The trial of a 95-year-old man accused of serving as a medic at Nazi Germany's Auschwitz concentration camp is back underway. It is the fourth attempt to try the aged and ailing defendant.
On Monday, the trial of a 95-year-old man accused of serving as a medic at Nazi Germany's Auschwitz concentration camp began for a fourth time in Neubrandenburg. The defendant arrived to the courtroom in a wheelchair to face charges of culpability in at least 3,681 murders for administering to the health of Nazi Germans at the camp, which, the prosecution argues, allowed them to carry out their killings. That could carry a sentence of 15 years for Hubert Z., who has been identified only by his first name and last initial to protect his privacy pending a verdict.

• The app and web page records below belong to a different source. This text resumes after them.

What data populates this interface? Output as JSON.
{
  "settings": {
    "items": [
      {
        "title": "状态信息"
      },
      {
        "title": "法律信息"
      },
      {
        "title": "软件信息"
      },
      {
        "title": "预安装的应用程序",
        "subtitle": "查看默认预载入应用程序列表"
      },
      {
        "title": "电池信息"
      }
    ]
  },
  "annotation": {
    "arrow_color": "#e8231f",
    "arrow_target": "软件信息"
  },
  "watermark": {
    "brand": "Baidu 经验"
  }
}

In an open letter, camp survivors and the International Auschwitz Committee had criticized the trial's repeated delays, calling the proceedings "torturously slow."
Officials had to delay the trial in the eastern state of Mecklenburg-West Pomerania three times since it began in February - twice because of the aging defendant's poor health. Hubert Z. had another checkup before the trial could begin anew.
Prosecutors say the man worked at the Auschwitz-Birkenau concentration camp in Nazi-occupied Poland for several weeks during the summer of 1944 - a period in which 14 trains arrived filled with prisoners to be murdered. The defense says he is not guilty.
mkg/kms (dpa, epd)